Kimberley Spies initially had plans to go into teaching or social work.
“It was really my dad who said if you want to help people, you should be a lawyer,” said the 64-year-old shareholder and director at Rouse Frets White Goss Gentile Rhodes.
A graduate of UMKC, Spies, who has concentrated her practice in project and corporate finance and business transactions, said that her education in economics made it clear that she wasn’t looking for a career in litigation. Her first job dealt with a specialization in public finance issues.
“It was nothing that I learned about in law school,” she noted, “but I kind of fell into that, and I really enjoyed it.”

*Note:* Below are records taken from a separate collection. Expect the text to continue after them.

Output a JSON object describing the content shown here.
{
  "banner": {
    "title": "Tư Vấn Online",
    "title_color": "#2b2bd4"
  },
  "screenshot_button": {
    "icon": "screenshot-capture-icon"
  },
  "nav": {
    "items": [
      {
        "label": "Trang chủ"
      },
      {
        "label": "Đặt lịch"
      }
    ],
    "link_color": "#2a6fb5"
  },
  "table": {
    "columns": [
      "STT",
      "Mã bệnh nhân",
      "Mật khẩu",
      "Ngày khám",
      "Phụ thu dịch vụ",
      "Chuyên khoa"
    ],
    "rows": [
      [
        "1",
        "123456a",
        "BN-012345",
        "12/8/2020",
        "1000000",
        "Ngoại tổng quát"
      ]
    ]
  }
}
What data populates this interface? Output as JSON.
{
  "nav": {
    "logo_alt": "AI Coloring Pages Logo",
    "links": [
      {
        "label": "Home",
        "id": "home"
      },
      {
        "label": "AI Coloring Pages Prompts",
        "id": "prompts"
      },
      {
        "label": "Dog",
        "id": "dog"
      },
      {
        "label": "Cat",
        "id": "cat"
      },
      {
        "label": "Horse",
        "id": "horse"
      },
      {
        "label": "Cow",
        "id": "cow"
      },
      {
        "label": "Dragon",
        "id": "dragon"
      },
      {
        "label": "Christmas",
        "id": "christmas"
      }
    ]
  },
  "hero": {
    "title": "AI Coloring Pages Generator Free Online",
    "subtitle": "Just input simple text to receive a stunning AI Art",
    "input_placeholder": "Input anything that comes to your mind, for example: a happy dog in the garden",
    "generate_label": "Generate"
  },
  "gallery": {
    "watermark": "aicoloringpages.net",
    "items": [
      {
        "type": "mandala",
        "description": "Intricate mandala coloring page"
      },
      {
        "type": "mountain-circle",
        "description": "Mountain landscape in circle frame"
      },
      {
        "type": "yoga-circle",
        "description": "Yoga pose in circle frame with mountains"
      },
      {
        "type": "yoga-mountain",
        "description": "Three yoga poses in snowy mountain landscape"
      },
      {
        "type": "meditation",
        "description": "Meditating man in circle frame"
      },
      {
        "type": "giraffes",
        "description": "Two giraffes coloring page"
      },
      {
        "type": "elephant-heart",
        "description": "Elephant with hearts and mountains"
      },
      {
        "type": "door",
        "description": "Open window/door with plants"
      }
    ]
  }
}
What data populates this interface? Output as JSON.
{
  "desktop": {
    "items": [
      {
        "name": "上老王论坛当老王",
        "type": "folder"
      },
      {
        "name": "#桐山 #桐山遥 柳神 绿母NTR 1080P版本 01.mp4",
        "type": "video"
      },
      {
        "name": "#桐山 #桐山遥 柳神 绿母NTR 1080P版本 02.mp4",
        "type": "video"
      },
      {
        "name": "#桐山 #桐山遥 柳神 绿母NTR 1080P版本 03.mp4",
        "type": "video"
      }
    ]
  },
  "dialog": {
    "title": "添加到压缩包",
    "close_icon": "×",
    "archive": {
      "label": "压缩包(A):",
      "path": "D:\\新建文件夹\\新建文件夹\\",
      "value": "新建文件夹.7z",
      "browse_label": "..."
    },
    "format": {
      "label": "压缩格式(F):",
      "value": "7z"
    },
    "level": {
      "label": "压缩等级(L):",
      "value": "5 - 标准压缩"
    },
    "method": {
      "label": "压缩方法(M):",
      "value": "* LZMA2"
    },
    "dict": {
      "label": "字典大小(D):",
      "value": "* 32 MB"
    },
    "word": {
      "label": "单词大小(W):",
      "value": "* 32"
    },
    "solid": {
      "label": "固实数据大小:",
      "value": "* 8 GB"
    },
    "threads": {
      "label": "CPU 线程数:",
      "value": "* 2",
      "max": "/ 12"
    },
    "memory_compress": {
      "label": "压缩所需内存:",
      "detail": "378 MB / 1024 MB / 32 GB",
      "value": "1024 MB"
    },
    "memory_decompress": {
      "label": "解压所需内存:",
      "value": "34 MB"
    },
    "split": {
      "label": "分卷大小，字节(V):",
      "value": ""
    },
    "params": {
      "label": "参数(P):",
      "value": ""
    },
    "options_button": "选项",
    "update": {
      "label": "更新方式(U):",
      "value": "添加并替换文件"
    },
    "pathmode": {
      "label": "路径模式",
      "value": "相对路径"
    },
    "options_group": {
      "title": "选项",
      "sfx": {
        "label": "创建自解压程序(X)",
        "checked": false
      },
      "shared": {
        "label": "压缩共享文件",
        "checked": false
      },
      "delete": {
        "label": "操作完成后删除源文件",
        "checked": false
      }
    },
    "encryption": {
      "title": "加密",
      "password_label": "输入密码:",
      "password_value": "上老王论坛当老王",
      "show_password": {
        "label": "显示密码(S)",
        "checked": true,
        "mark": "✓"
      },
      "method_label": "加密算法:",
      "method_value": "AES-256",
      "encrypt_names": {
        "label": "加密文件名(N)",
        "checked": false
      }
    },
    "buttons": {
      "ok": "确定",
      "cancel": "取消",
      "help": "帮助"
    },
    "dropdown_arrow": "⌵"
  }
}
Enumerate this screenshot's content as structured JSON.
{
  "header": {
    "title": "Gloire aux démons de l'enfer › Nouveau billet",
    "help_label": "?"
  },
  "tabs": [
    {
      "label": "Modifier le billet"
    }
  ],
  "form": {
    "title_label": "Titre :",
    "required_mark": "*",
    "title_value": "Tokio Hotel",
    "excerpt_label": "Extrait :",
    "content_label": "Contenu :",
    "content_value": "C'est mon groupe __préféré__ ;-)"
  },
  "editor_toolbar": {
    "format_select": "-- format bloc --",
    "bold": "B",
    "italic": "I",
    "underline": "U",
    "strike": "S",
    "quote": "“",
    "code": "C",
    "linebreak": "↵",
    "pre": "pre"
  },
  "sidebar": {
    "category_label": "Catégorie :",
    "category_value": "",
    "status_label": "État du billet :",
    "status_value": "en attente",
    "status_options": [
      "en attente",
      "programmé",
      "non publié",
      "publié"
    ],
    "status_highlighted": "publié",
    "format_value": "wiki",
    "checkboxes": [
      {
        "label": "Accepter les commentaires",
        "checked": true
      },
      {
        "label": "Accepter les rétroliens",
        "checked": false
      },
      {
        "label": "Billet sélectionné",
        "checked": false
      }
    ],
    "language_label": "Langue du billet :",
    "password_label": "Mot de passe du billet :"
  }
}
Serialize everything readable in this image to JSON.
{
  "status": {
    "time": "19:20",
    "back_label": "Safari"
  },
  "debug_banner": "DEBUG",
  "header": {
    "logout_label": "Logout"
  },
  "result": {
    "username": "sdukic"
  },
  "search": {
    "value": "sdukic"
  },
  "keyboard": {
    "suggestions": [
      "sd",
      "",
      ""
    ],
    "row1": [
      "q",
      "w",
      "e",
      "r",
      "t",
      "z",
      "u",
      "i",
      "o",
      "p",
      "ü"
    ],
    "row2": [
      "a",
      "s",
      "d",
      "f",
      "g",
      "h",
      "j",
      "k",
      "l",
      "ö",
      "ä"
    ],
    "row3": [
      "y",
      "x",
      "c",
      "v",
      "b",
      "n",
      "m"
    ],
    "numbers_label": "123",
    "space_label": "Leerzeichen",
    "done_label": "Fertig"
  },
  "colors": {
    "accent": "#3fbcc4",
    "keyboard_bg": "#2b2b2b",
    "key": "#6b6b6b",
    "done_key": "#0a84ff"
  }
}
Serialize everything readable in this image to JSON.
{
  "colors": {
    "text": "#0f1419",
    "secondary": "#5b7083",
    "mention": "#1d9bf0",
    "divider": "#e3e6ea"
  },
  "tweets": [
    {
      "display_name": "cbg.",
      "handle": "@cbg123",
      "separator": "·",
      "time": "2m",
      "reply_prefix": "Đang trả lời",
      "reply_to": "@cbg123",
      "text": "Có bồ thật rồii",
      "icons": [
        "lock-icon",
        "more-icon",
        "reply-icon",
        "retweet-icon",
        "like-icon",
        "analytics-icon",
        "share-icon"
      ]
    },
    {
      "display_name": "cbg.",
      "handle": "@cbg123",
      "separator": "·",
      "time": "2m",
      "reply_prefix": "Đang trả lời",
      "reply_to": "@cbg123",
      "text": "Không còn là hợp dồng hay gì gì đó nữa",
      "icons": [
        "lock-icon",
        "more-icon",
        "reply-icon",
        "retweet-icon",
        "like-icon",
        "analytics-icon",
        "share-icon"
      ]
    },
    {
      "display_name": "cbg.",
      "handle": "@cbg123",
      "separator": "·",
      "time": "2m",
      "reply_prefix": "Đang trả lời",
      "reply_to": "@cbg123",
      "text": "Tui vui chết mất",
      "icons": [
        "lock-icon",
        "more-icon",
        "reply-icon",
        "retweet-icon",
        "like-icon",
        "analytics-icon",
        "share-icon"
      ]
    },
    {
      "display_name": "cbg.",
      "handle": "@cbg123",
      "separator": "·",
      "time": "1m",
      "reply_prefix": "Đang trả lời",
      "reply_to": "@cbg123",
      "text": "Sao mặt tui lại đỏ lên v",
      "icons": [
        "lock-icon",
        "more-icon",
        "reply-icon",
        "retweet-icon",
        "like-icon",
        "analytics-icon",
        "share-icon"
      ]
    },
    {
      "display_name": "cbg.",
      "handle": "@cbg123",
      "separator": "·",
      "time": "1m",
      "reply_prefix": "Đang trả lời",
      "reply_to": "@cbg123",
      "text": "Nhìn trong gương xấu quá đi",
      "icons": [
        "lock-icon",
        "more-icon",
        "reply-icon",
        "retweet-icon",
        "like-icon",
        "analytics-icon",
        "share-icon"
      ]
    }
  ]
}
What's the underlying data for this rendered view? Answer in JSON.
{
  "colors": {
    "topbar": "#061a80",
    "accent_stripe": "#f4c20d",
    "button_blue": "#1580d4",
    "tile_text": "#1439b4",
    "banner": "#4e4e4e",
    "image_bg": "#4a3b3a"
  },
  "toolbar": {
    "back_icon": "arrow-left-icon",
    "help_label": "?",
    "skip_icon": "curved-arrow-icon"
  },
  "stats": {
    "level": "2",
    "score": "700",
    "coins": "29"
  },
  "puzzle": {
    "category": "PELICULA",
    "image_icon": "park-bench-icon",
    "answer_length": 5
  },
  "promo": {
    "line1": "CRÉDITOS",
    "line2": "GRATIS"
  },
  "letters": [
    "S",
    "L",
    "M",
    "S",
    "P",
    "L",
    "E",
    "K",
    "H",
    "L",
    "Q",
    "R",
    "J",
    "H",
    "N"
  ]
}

Later, she’d interact with issuance of tax-exempt bonds and went on to work at her own small law firm. She’s been with her present firm since 2013, often dealing with transactional law on bonds representing developers or cities.
She likes finding out about her client’s goals and helping them with a heavily regulated process that could otherwise seem foreign and unfamiliar.
“You really get into what their needs are. What are the risks to them?” she said. “You are explaining the transaction to them because this isn’t something they do all the time.”
She likes her practice and her organization and says that others have helped her a great deal along the way.
“I’ve been very fortunate to work at firms where the lawyers are all very collaborative and each one will have a strength that they bring,” Spies said. “I’ve really learned to work with other lawyers, consult them and involve them because I know one piece of it but there is fortunately a lot of other lawyers that I work with that are part of the team.”
According to her nominator, Spies, one of two women on the firm’s management committee, has played roles in a number of initiatives including a major redesign of St. Louis’s Cervantes Convention Center. She has also served as bond counsel to the St. Louis Industrial Development Authority and as issuer’s counsel on $50 million in bonds from the Land Clearance for Redevelopment Authority of Kansas City to facilitate development of the historic Mark Twain Tower for retail and residential purposes.
“Within her practice,” writes her nominator. “Kim utilizes her skills in public finance to hone in on her primary focus which includes the use of special taxing districts and other public incentives such as tax increment financing, transportation development districts, community improvement districts and neighborhood improvement districts.”